When you come across an injured person or animal, it’s difficult to turn away. South African Simone Serfontein is well aware of this sensation. She discovered a young squirrel who had fallen out of a tree in October of 2016, but her mother was nowhere to be seen.
“She was still a ‘pinky’ and a strange-looking creature with no hair when we found her.” We took her up when she was around 5–6 days old. “She was very cold and screamed for her mother, who, sadly, never returned for her,” she told Bored Panda.
Simone realized the squirrel would not be able to live in the wild on her own, so she chose to nurture her and call her Dingetjie.
“Raising a Squirrel is definitely not an easy process,” Simone says, no matter how lovely these tiny critters are. “For the first several weeks, I fed her every hour, even at night,” she added, “and I would generally set my alarm to feed her and assist her with the ‘bathroom crisis.” Simone took Dingetjie to work with her for three months and let him sleep close to her body.

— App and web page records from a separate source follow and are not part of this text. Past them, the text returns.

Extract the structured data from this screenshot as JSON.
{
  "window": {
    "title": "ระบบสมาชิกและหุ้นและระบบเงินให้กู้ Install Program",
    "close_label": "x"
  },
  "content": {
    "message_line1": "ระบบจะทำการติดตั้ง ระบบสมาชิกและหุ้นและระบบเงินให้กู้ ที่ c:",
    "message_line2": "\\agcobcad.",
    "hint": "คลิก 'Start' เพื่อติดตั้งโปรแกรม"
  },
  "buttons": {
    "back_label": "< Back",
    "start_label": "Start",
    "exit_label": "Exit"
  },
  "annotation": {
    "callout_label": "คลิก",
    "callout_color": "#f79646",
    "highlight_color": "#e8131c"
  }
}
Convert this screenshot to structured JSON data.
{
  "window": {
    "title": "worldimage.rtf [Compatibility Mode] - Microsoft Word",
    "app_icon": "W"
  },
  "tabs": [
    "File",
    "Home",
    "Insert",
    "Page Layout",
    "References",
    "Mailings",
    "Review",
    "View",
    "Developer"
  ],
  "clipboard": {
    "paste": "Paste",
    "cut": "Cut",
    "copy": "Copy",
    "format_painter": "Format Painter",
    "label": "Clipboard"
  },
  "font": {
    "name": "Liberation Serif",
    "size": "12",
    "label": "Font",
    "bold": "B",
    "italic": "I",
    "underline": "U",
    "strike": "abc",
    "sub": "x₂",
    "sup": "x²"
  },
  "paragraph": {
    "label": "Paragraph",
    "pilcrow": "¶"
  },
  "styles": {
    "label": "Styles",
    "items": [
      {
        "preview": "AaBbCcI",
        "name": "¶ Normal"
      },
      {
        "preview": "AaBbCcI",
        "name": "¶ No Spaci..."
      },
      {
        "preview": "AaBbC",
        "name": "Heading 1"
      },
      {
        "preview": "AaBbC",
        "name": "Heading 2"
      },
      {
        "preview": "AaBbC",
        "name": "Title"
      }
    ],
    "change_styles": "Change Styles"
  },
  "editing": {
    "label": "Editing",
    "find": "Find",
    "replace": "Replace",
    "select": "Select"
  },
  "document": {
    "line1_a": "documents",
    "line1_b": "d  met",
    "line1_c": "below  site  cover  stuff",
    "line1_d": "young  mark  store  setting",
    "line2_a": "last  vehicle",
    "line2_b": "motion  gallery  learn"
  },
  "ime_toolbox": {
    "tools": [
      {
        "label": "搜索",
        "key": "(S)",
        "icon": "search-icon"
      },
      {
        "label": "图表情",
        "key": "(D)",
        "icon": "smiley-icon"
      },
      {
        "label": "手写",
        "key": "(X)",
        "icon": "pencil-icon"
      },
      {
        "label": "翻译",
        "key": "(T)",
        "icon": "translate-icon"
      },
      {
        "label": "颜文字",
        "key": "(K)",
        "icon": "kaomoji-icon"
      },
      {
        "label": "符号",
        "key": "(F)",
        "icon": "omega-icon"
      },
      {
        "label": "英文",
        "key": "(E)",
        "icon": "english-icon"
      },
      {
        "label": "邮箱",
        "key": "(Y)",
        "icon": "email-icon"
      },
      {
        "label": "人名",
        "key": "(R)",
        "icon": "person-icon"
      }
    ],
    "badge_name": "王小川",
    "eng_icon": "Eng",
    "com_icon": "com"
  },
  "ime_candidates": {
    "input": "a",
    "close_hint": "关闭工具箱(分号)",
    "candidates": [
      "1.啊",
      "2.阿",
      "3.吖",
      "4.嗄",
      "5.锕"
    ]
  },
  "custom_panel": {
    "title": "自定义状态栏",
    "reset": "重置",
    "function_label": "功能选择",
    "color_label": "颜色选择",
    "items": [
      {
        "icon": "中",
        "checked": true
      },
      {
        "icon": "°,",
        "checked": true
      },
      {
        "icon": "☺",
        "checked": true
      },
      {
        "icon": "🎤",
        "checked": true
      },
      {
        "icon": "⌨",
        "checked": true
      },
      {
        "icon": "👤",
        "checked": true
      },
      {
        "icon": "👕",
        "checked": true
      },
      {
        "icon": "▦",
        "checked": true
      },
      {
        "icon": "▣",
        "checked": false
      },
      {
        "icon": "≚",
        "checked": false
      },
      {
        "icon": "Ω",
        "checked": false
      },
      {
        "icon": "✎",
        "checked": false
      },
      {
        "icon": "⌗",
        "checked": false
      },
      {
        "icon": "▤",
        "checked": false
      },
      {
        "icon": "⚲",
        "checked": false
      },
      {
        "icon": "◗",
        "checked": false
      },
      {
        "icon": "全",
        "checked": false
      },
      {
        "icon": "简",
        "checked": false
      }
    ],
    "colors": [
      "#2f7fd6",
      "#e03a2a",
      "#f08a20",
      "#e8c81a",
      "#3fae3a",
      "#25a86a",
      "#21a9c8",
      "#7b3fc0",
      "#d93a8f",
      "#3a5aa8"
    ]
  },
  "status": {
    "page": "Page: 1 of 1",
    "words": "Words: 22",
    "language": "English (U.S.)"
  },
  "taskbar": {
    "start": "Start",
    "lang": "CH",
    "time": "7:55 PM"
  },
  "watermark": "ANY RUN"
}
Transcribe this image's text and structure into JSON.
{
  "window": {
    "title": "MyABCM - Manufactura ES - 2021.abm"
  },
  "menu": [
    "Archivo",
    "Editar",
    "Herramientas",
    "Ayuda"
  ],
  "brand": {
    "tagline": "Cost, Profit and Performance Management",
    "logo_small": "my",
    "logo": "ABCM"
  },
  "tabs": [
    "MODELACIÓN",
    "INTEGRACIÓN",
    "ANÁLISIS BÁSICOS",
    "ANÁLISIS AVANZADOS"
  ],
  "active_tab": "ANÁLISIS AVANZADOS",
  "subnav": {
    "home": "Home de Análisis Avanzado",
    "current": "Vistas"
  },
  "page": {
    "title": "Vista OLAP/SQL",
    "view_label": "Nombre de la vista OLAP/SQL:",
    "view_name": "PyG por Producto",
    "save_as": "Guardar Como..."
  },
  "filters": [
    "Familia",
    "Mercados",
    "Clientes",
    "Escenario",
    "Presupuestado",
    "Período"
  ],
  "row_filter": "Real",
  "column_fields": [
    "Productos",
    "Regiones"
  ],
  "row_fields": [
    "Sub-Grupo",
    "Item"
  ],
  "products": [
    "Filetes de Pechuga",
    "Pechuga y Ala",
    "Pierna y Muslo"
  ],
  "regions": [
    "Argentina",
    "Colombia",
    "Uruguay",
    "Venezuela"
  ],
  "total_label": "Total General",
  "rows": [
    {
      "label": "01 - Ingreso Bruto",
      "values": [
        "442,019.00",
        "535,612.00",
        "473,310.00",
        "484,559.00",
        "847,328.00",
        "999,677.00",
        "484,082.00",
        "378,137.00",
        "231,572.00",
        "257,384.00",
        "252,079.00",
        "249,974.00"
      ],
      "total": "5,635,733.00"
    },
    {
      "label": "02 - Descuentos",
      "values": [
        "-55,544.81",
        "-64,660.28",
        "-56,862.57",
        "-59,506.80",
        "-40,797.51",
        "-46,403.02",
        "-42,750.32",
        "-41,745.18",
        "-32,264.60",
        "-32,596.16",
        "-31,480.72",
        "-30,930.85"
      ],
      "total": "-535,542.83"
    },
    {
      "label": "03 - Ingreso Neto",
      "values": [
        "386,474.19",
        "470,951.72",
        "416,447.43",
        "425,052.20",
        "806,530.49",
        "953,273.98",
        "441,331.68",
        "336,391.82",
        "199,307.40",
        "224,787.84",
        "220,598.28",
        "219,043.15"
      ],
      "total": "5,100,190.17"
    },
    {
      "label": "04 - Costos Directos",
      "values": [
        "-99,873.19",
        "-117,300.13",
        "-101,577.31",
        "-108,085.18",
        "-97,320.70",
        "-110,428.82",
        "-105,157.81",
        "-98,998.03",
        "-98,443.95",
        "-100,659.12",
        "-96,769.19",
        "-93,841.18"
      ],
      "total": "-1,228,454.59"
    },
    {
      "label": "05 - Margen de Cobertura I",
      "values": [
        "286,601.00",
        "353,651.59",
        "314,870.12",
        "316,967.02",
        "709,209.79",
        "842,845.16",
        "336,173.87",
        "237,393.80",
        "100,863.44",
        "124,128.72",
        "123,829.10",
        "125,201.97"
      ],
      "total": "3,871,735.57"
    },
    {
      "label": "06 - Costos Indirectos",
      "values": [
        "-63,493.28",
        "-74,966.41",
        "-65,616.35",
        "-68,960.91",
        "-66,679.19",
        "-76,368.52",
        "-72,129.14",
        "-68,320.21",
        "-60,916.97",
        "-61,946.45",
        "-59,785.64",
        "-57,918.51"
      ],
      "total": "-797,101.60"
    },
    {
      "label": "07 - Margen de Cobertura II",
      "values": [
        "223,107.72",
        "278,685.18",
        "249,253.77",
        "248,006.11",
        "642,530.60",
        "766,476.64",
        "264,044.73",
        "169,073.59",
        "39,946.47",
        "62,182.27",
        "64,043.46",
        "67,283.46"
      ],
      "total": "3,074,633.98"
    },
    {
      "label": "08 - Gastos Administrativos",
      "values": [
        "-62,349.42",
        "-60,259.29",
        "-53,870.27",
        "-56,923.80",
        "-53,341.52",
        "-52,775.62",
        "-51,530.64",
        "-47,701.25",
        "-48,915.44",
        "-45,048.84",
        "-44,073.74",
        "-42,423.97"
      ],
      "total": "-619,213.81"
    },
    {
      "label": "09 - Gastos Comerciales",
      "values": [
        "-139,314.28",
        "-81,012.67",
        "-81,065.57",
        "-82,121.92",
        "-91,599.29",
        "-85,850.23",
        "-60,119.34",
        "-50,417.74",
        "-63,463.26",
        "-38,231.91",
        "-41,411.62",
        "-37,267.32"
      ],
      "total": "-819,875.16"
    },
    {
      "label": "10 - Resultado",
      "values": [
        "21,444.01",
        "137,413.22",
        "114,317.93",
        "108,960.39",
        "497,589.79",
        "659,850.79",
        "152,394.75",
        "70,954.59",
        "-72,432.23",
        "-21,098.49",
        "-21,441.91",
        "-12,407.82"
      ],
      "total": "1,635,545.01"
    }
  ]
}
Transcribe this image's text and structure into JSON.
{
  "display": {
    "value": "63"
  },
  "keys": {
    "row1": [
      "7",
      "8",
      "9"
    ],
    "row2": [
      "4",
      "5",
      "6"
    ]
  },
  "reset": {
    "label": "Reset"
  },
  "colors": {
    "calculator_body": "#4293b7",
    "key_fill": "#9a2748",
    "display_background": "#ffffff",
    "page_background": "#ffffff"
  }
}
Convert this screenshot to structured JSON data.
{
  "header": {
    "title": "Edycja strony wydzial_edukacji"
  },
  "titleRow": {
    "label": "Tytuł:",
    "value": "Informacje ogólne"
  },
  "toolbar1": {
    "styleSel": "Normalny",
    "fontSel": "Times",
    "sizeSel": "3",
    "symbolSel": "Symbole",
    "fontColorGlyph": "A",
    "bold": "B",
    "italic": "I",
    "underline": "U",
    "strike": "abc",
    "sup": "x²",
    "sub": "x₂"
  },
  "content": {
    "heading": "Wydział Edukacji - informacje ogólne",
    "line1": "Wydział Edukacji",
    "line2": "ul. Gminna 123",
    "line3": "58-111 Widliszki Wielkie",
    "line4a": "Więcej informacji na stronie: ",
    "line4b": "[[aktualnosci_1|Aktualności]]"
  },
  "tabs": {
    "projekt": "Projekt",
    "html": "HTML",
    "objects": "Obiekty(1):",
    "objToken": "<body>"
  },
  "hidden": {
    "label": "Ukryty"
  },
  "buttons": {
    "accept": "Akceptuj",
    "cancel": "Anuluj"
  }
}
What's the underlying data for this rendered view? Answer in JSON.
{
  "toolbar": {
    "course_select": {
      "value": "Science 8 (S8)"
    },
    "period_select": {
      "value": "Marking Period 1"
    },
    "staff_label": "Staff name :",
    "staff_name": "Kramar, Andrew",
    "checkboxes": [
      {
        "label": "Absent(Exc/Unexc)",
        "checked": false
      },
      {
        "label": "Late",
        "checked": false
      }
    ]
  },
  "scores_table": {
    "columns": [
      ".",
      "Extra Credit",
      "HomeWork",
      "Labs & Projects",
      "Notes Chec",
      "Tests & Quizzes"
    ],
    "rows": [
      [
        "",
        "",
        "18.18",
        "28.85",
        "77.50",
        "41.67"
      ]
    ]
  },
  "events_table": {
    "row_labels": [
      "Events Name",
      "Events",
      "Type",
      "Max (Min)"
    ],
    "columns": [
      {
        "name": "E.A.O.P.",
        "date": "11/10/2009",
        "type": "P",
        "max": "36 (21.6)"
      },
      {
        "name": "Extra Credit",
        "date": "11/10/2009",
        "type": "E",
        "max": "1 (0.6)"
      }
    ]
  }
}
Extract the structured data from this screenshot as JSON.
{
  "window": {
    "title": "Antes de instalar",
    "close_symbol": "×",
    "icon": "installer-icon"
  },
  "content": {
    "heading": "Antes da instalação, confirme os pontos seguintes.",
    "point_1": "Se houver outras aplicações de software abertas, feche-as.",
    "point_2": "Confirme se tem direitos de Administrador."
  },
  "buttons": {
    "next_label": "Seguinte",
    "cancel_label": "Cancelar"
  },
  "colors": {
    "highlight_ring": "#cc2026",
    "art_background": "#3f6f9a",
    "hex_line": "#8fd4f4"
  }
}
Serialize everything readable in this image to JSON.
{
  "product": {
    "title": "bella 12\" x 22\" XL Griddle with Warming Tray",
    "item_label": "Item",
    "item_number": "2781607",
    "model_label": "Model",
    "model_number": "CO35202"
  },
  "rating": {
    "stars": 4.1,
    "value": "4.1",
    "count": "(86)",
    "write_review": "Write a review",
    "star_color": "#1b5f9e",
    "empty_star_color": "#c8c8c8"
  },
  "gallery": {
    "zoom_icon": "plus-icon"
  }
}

“I purchased her a little shoebox with blankets inside, but she refused to sleep in it.” She felt comfortable and cozy in my company, and she still sleeps in my bed now.” Dingetjie has gradually grown in popularity as a pet. “We used to constantly take her with us when we went on vacations, and she seemed to enjoy herself.” She’d hop out of her car’s traveling cage, climb across our shoulders, and just enjoy the ride with us.”
Simone, on the other hand, was well aware that she would have to return her into the wild at some point. Dingetjie decided she didn’t want to say goodbye to her saviour when the time came. She returned to her childhood home after spending some time outside for the first time. Allowing Simone to be outside on a regular basis has become a habit for her. “Dingetjie would nearly usually return in the evening. She only stayed outdoors three nights and returned the next morning.”
Her first pregnancy, on the other hand, was difficult. “She wasn’t prepared, and her innate instincts didn’t kick in as they should.” We had to keep her awake and assist her in getting the baby out when she fell asleep during the birth. The baby did not pivot and came out tail first, and the procedure took approximately one hour. We realized the baby wasn’t living, but there was still hope, but it was stillborn.”
Tinkie was born in April in the nest she built in Simone’s closet. Dingetjie’s kid died a few months later, sadly. She gave birth to her second child, Mistie, in September of last year.
Because Dingetjie was not producing any milk, Simone once again got the opportunity to nurture a newborn squirrel.